____ Data for review
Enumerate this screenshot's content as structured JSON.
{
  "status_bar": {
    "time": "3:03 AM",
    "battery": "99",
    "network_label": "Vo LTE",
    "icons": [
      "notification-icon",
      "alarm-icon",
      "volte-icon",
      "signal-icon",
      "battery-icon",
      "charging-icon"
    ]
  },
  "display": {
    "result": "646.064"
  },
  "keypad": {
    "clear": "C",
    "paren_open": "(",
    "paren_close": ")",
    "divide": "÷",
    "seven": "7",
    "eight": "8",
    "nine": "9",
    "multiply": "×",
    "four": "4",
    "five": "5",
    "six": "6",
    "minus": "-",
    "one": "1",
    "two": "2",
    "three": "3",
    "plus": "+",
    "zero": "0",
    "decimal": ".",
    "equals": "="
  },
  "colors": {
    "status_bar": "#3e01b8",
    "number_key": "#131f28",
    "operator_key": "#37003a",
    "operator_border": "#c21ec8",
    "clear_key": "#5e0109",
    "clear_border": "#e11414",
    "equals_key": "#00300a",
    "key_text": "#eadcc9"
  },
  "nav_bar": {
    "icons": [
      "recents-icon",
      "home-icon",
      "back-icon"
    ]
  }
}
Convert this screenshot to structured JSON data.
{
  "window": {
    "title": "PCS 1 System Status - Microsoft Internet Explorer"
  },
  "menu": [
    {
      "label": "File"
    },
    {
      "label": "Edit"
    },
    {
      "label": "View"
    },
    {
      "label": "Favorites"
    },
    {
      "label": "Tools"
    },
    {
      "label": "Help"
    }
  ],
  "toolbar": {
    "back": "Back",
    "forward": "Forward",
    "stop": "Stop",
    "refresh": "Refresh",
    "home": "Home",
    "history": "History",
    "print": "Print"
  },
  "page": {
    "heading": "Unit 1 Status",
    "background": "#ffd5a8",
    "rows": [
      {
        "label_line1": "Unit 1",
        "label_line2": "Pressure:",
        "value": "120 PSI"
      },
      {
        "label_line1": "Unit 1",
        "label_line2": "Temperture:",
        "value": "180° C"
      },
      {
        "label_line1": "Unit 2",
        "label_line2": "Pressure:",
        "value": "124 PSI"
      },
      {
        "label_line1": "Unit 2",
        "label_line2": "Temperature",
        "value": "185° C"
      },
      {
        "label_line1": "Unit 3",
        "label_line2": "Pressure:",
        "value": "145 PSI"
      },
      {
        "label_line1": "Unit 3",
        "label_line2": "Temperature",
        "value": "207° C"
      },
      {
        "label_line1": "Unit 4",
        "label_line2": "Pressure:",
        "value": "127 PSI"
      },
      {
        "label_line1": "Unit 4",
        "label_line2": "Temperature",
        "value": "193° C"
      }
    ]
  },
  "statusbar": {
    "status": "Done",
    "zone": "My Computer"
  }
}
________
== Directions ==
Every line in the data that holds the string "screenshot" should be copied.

== Solution to the problem ==
Enumerate this screenshot's content as structured JSON.
Convert this screenshot to structured JSON data.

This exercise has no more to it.